■ **EXERCISE DESCRIPTION**
For the entries presented below, indicate the number of lines that include the word "Global", adding nothing else.

"""

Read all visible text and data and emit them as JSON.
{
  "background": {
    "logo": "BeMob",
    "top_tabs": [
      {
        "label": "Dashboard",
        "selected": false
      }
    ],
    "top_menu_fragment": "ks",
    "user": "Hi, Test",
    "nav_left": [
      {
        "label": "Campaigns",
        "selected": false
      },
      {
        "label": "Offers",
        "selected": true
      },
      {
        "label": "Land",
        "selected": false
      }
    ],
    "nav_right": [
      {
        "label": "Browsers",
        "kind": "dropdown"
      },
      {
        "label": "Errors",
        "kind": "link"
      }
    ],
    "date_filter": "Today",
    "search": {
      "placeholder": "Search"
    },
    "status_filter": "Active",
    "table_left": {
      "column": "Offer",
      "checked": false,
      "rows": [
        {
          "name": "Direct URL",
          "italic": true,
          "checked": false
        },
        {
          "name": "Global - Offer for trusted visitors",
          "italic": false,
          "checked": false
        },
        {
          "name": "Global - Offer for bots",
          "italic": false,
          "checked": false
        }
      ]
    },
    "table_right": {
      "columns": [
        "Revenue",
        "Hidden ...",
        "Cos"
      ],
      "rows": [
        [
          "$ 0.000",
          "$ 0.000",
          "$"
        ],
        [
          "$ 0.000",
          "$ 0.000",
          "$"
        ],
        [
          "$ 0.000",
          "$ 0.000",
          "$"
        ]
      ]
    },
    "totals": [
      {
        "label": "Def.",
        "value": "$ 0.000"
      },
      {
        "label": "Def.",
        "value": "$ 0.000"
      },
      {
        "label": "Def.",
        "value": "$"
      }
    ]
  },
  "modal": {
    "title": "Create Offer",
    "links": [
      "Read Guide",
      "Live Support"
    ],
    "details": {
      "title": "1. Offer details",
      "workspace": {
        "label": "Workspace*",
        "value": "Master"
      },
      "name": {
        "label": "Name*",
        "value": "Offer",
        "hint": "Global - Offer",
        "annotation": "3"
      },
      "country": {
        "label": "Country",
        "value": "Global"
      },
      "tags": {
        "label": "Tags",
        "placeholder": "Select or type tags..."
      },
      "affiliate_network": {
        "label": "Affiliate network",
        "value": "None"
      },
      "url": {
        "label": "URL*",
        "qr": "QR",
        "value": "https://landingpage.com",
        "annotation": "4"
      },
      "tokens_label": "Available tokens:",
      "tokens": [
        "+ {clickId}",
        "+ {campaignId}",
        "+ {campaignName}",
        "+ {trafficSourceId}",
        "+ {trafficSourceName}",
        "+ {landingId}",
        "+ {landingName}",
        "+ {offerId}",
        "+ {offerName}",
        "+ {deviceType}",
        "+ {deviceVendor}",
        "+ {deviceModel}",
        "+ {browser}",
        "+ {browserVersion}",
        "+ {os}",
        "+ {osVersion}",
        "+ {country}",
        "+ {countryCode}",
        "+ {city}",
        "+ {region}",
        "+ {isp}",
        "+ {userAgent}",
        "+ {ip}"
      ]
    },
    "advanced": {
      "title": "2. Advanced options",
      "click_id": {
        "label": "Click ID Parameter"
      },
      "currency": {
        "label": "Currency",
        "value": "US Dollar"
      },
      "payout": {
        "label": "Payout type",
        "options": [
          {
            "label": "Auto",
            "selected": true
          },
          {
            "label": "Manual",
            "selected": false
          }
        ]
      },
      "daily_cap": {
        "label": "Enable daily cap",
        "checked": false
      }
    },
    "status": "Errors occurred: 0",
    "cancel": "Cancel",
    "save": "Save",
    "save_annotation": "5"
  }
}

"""

■ **EXERCISE RESPONSE**
4